─── Available data
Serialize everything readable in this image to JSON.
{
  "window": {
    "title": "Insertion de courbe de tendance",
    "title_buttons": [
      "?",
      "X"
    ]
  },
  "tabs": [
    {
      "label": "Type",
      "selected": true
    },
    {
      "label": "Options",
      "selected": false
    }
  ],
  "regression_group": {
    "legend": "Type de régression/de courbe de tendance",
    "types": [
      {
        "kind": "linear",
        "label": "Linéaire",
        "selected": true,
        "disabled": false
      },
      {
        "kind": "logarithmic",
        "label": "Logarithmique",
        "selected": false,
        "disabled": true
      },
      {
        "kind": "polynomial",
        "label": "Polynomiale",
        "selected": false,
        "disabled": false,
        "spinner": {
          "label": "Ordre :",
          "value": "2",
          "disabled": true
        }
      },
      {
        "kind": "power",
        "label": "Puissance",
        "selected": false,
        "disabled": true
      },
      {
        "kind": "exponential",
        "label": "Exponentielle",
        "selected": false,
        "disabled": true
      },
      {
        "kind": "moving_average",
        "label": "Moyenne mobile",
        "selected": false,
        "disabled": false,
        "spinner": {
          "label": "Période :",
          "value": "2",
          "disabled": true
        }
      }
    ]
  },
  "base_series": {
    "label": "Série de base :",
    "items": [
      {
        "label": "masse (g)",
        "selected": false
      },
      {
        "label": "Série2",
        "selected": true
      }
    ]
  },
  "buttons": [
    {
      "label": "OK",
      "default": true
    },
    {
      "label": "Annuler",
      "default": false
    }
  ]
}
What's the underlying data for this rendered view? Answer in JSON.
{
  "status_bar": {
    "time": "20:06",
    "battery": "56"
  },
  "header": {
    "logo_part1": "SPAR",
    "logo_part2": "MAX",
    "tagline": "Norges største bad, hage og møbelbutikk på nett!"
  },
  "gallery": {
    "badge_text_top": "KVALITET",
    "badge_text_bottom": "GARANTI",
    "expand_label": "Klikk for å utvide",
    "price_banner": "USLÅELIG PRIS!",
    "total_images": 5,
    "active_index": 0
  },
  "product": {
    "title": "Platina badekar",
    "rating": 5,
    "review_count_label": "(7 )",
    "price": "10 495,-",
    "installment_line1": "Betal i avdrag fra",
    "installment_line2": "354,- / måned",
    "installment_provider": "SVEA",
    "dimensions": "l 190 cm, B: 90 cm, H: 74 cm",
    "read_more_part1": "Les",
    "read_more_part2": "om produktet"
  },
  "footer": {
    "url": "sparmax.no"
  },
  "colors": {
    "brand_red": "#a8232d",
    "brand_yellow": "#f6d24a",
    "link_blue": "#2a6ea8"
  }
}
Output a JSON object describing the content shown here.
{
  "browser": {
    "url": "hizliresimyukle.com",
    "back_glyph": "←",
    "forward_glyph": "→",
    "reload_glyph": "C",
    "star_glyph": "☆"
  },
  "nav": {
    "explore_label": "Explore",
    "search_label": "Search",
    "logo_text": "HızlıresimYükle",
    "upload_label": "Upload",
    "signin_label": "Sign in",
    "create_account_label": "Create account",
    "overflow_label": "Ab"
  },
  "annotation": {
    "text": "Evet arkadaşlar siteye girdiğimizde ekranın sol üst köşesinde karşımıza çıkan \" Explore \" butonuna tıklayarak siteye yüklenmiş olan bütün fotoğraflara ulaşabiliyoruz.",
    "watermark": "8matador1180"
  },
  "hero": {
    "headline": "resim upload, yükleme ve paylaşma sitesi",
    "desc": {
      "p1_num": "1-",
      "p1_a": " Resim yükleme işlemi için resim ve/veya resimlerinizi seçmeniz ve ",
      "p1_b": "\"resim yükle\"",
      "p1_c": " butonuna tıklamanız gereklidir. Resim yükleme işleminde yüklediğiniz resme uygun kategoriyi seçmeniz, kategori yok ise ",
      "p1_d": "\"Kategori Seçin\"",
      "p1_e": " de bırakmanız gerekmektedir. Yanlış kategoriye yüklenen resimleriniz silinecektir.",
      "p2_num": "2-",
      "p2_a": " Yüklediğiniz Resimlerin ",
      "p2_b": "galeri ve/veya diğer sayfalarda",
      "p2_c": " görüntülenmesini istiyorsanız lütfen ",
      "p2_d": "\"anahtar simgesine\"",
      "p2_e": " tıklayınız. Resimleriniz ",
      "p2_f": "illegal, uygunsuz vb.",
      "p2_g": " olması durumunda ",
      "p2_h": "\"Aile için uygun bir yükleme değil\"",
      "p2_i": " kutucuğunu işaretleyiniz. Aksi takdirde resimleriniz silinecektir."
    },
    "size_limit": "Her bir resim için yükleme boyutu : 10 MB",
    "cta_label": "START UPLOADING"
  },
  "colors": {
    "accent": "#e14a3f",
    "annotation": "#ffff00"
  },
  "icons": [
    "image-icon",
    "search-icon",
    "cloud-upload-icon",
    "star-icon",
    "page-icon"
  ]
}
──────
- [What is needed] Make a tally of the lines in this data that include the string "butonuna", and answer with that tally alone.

- [Task solution] 2